INSTRUCTIONS FOR THE TASK:
Scan the listing below and copy every line holding "display".

Start of THE DATA

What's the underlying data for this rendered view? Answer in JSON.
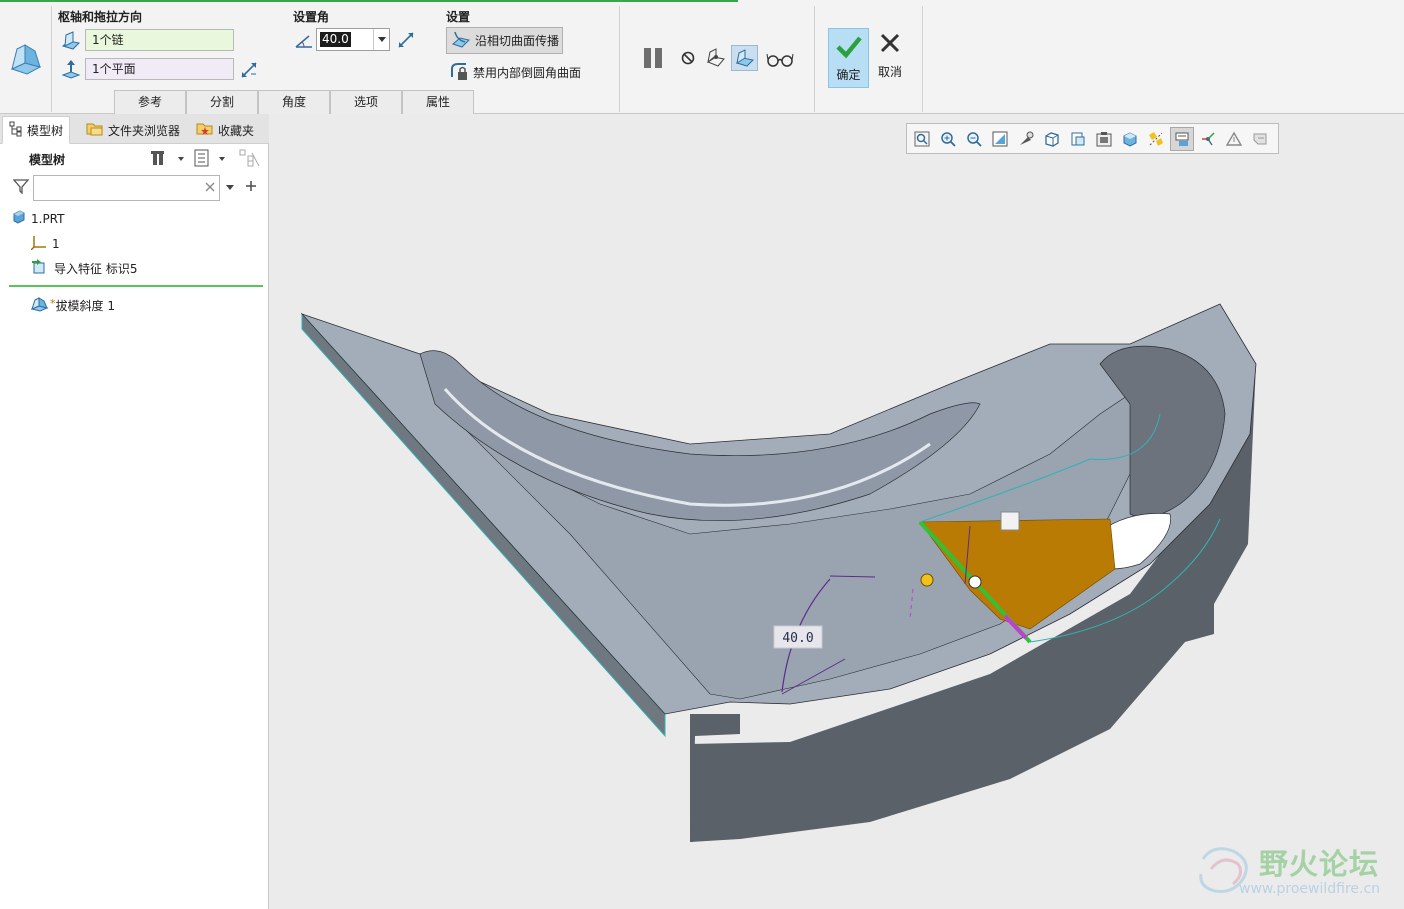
{
  "ribbon": {
    "pivot_group_title": "枢轴和拖拉方向",
    "pivot_chain_value": "1个链",
    "pull_plane_value": "1个平面",
    "angle_group_title": "设置角",
    "angle_value": "40.0",
    "settings_group_title": "设置",
    "propagate_label": "沿相切曲面传播",
    "exclude_round_label": "禁用内部倒圆角曲面",
    "tabs": [
      {
        "label": "参考"
      },
      {
        "label": "分割"
      },
      {
        "label": "角度"
      },
      {
        "label": "选项"
      },
      {
        "label": "属性"
      }
    ],
    "ok_label": "确定",
    "cancel_label": "取消"
  },
  "left_panel": {
    "tabs": [
      {
        "label": "模型树"
      },
      {
        "label": "文件夹浏览器"
      },
      {
        "label": "收藏夹"
      }
    ],
    "tree_header": "模型树",
    "filter_placeholder": "",
    "tree_items": [
      {
        "label": "1.PRT",
        "icon": "part-icon"
      },
      {
        "label": "1",
        "icon": "csys-icon"
      },
      {
        "label": "导入特征 标识5",
        "icon": "import-feature-icon"
      },
      {
        "label": "拔模斜度 1",
        "icon": "draft-feature-icon",
        "prefix": "*"
      }
    ]
  },
  "viewport": {
    "angle_dimension": "40.0",
    "toolbar_icons": [
      "refit-icon",
      "zoom-in-icon",
      "zoom-out-icon",
      "repaint-icon",
      "perspective-icon",
      "display-style-icon",
      "saved-views-icon",
      "view-manager-icon",
      "appearance-icon",
      "datum-display-icon",
      "annotation-display-icon",
      "spin-center-icon",
      "axis-display-icon",
      "csys-display-icon"
    ]
  },
  "watermark": {
    "title": "野火论坛",
    "url": "www.proewildfire.cn"
  },
  "colors": {
    "accent_green": "#39a749",
    "pivot_field_bg": "#e9f7dd",
    "plane_field_bg": "#f1ebf7",
    "ok_button_bg": "#b8def5",
    "model_top": "#a3acb9",
    "model_side": "#5b6169",
    "draft_surface": "#b97b04",
    "pivot_edge": "#33c033"
  }
}
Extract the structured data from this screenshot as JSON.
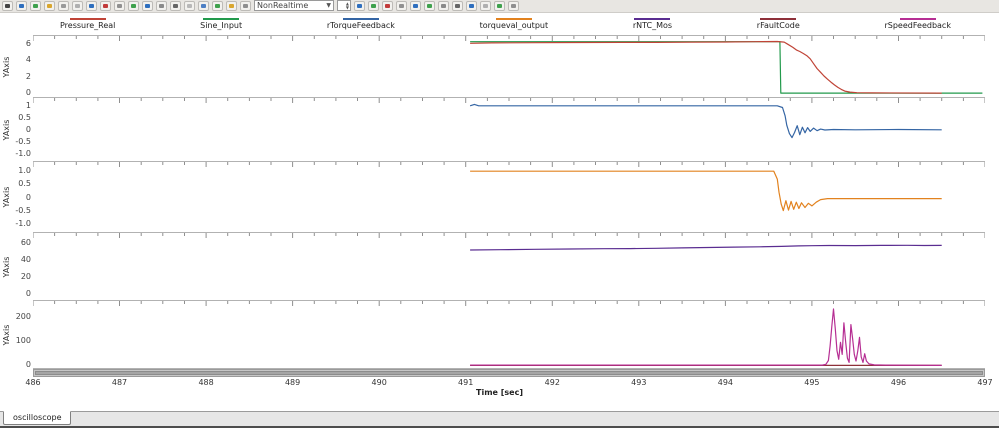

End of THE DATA

RESPONSE TO THIS TASK:
      "display-style-icon",
      "datum-display-icon",
      "annotation-display-icon",
      "axis-display-icon",
      "csys-display-icon"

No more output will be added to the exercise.